Launched on Facebook November 1st, PR Helping PR is designed to help PR folks find temporary office space, and for those that have temporary office space to offer it to the community. If you have space to offer – a few desks, a conference room, a couch, etc. for someone to work, please let us know how many people you can host and what amenities you have. If you need space for yourself or colleagues, please post a message and we’ll try to get you a response quickly.
Finally, please share the link to PR Helping PR with your industry colleagues to get the word out to the community. Once again the link is http://www.facebook.com/PRHelpingPR.
Recently, the professional organization Washington Women in Public Relations hosted members of the media for a state of the industry roundtable at the National Press Club in Washington, DC. As a PR professional, how many times do you wish you could just pick the brain of media on what pitches work, what they think of PR, and their view of on traditional versus digital media – here is an insider peek. Continue reading

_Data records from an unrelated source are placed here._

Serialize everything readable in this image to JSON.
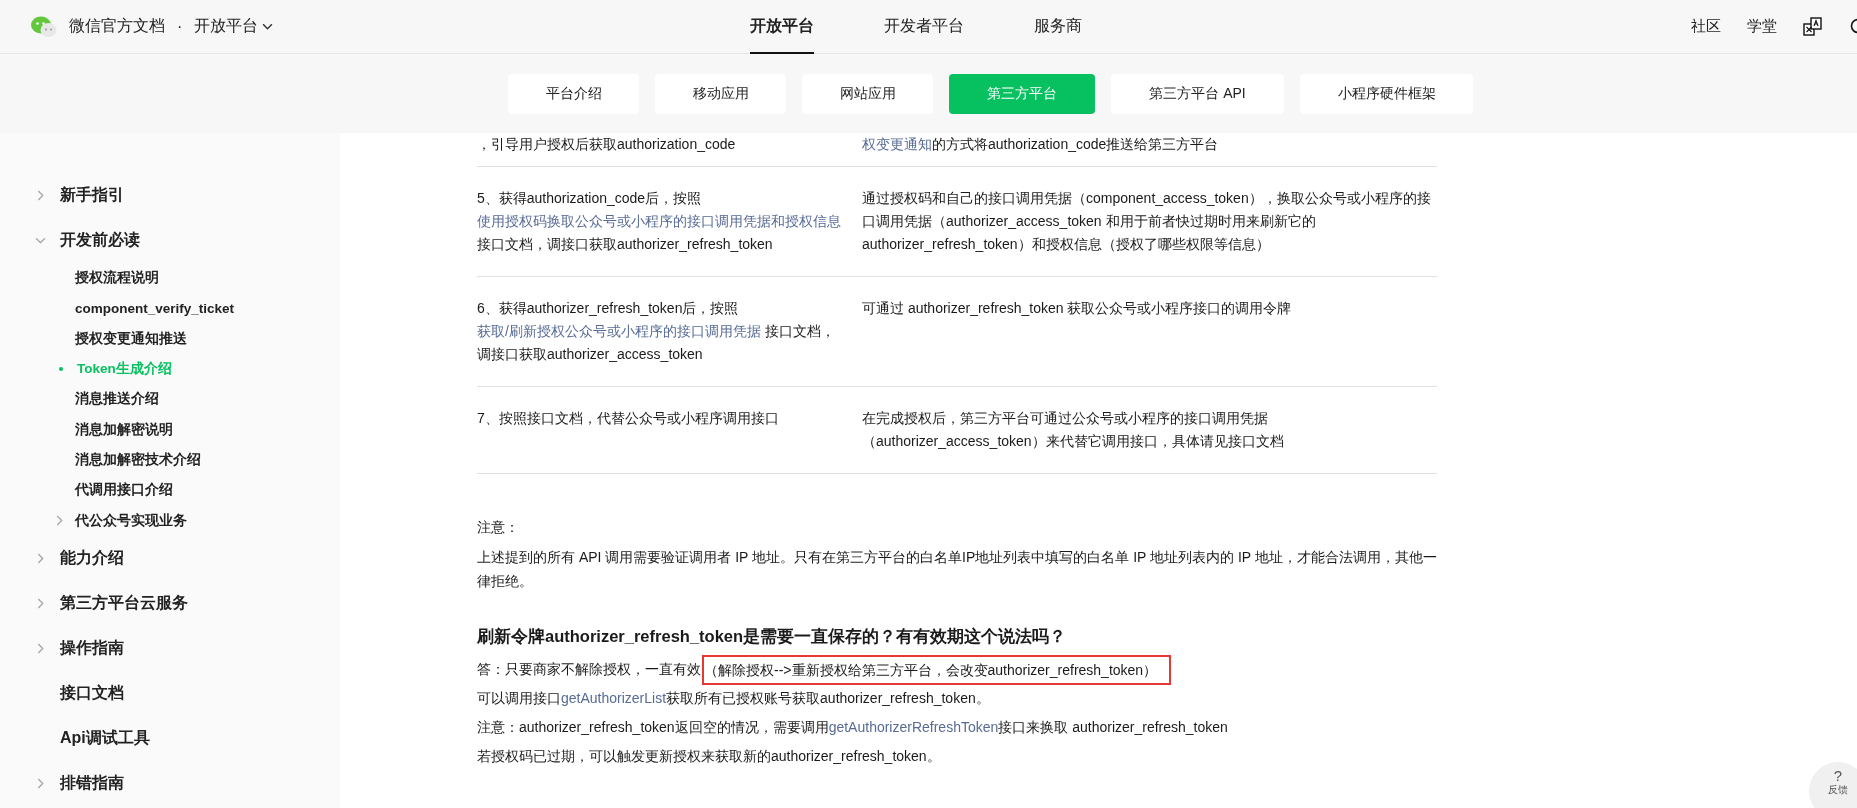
{
  "header": {
    "site_title": "微信官方文档",
    "separator": "·",
    "product": "开放平台",
    "top_nav": [
      {
        "label": "开放平台",
        "selected": true
      },
      {
        "label": "开发者平台",
        "selected": false
      },
      {
        "label": "服务商",
        "selected": false
      }
    ],
    "right_links": [
      "社区",
      "学堂"
    ]
  },
  "sub_nav": [
    {
      "label": "平台介绍",
      "selected": false
    },
    {
      "label": "移动应用",
      "selected": false
    },
    {
      "label": "网站应用",
      "selected": false
    },
    {
      "label": "第三方平台",
      "selected": true
    },
    {
      "label": "第三方平台 API",
      "selected": false
    },
    {
      "label": "小程序硬件框架",
      "selected": false
    }
  ],
  "sidebar": {
    "items": [
      {
        "label": "新手指引",
        "expanded": false,
        "selected": false
      },
      {
        "label": "开发前必读",
        "expanded": true,
        "selected": false,
        "children": [
          {
            "label": "授权流程说明",
            "selected": false
          },
          {
            "label": "component_verify_ticket",
            "selected": false
          },
          {
            "label": "授权变更通知推送",
            "selected": false
          },
          {
            "label": "Token生成介绍",
            "selected": true
          },
          {
            "label": "消息推送介绍",
            "selected": false
          },
          {
            "label": "消息加解密说明",
            "selected": false
          },
          {
            "label": "消息加解密技术介绍",
            "selected": false
          },
          {
            "label": "代调用接口介绍",
            "selected": false
          },
          {
            "label": "代公众号实现业务",
            "selected": false,
            "expanded": false
          }
        ]
      },
      {
        "label": "能力介绍",
        "expanded": false,
        "selected": false
      },
      {
        "label": "第三方平台云服务",
        "expanded": false,
        "selected": false
      },
      {
        "label": "操作指南",
        "expanded": false,
        "selected": false
      },
      {
        "label": "接口文档",
        "selected": false
      },
      {
        "label": "Api调试工具",
        "selected": false
      },
      {
        "label": "排错指南",
        "expanded": false,
        "selected": false
      }
    ]
  },
  "table": {
    "rows": [
      {
        "step": [
          {
            "text": "，引导用户授权后获取authorization_code"
          }
        ],
        "description": [
          {
            "text": "权变更通知",
            "link": true
          },
          {
            "text": "的方式将authorization_code推送给第三方平台"
          }
        ]
      },
      {
        "step": [
          {
            "text": "5、获得authorization_code后，按照"
          },
          {
            "text": "使用授权码换取公众号或小程序的接口调用凭据和授权信息",
            "link": true
          },
          {
            "text": " 接口文档，调接口获取authorizer_refresh_token"
          }
        ],
        "description": [
          {
            "text": "通过授权码和自己的接口调用凭据（component_access_token），换取公众号或小程序的接口调用凭据（authorizer_access_token 和用于前者快过期时用来刷新它的 authorizer_refresh_token）和授权信息（授权了哪些权限等信息）"
          }
        ]
      },
      {
        "step": [
          {
            "text": "6、获得authorizer_refresh_token后，按照"
          },
          {
            "text": "获取/刷新授权公众号或小程序的接口调用凭据",
            "link": true
          },
          {
            "text": " 接口文档，调接口获取authorizer_access_token"
          }
        ],
        "description": [
          {
            "text": "可通过 authorizer_refresh_token 获取公众号或小程序接口的调用令牌"
          }
        ]
      },
      {
        "step": [
          {
            "text": "7、按照接口文档，代替公众号或小程序调用接口"
          }
        ],
        "description": [
          {
            "text": "在完成授权后，第三方平台可通过公众号或小程序的接口调用凭据（authorizer_access_token）来代替它调用接口，具体请见接口文档"
          }
        ]
      }
    ]
  },
  "note": {
    "title": "注意：",
    "text": "上述提到的所有 API 调用需要验证调用者 IP 地址。只有在第三方平台的白名单IP地址列表中填写的白名单 IP 地址列表内的 IP 地址，才能合法调用，其他一律拒绝。"
  },
  "faq": {
    "question": "刷新令牌authorizer_refresh_token是需要一直保存的？有有效期这个说法吗？",
    "answer_lead": "答：只要商家不解除授权，一直有效",
    "answer_highlight": "（解除授权-->重新授权给第三方平台，会改变authorizer_refresh_token）",
    "lines": [
      [
        {
          "text": "可以调用接口"
        },
        {
          "text": "getAuthorizerList",
          "link": true
        },
        {
          "text": "获取所有已授权账号获取authorizer_refresh_token。"
        }
      ],
      [
        {
          "text": "注意：authorizer_refresh_token返回空的情况，需要调用"
        },
        {
          "text": "getAuthorizerRefreshToken",
          "link": true
        },
        {
          "text": "接口来换取 authorizer_refresh_token"
        }
      ],
      [
        {
          "text": "若授权码已过期，可以触发更新授权来获取新的authorizer_refresh_token。"
        }
      ]
    ]
  },
  "feedback": {
    "icon_text": "?",
    "label": "反馈"
  }
}
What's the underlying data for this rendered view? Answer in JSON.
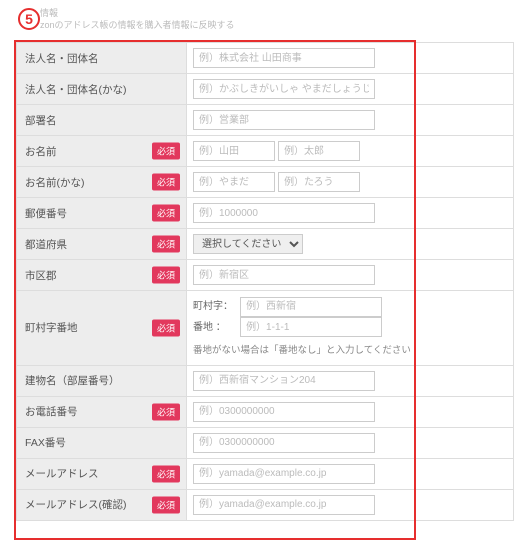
{
  "circle_number": "5",
  "header": {
    "line1": "情報",
    "line2": "zonのアドレス帳の情報を購入者情報に反映する"
  },
  "labels": {
    "required": "必須",
    "company": "法人名・団体名",
    "company_kana": "法人名・団体名(かな)",
    "department": "部署名",
    "name": "お名前",
    "name_kana": "お名前(かな)",
    "postal": "郵便番号",
    "prefecture": "都道府県",
    "city": "市区郡",
    "town_block": "町村字番地",
    "town_label": "町村字：",
    "block_label": "番地 ：",
    "town_hint": "番地がない場合は「番地なし」と入力してください",
    "building": "建物名（部屋番号）",
    "phone": "お電話番号",
    "fax": "FAX番号",
    "email": "メールアドレス",
    "email_confirm": "メールアドレス(確認)"
  },
  "placeholders": {
    "company": "例）株式会社 山田商事",
    "company_kana": "例）かぶしきがいしゃ やまだしょうじ",
    "department": "例）営業部",
    "name_last": "例）山田",
    "name_first": "例）太郎",
    "name_kana_last": "例）やまだ",
    "name_kana_first": "例）たろう",
    "postal": "例）1000000",
    "pref_option": "選択してください",
    "city": "例）新宿区",
    "town": "例）西新宿",
    "block": "例）1-1-1",
    "building": "例）西新宿マンション204",
    "phone": "例）0300000000",
    "fax": "例）0300000000",
    "email": "例）yamada@example.co.jp",
    "email_confirm": "例）yamada@example.co.jp"
  }
}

Are you thinking of trying to promote your restaurant in creative ways that will give you an edge from your competitors? Public relations in the restaurant industry are a little different than other industries because in order to run a successful restaurant, you have to have a love for the industry and the drive to keep it moving forward. Continue reading